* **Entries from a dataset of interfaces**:
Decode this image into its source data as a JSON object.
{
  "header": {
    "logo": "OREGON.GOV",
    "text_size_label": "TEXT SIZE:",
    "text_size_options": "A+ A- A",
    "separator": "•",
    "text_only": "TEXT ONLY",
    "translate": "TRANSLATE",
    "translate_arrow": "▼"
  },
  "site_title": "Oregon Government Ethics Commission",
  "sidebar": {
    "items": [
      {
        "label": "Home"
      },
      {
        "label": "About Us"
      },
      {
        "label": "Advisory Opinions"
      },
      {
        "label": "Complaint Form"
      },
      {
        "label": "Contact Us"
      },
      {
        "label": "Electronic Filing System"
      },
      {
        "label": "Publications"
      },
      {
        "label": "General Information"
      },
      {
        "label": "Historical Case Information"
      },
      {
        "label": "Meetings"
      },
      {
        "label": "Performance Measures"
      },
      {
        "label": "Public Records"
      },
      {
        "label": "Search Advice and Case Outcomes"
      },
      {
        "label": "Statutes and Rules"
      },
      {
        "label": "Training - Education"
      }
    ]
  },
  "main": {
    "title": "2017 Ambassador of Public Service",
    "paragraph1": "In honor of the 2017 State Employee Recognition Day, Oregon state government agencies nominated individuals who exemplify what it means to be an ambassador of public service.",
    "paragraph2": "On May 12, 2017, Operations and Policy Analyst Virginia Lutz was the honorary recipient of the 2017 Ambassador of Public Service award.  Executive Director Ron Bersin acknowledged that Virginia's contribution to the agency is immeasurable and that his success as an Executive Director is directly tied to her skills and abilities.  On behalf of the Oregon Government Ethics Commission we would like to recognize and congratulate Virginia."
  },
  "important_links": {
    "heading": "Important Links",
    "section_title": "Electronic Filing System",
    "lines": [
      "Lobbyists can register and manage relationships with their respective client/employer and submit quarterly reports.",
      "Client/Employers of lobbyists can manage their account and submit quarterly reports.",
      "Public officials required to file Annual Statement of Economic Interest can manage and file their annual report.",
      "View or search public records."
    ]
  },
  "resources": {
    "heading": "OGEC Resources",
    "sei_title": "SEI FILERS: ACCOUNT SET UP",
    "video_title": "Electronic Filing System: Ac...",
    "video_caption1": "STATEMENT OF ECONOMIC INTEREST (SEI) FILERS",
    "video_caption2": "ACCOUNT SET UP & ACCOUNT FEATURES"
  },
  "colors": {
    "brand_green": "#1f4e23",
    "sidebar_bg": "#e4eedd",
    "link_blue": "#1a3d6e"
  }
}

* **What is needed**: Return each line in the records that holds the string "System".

* **Response for this exercise**:
        "label": "Electronic Filing System"
    "section_title": "Electronic Filing System",
    "video_title": "Electronic Filing System: Ac...",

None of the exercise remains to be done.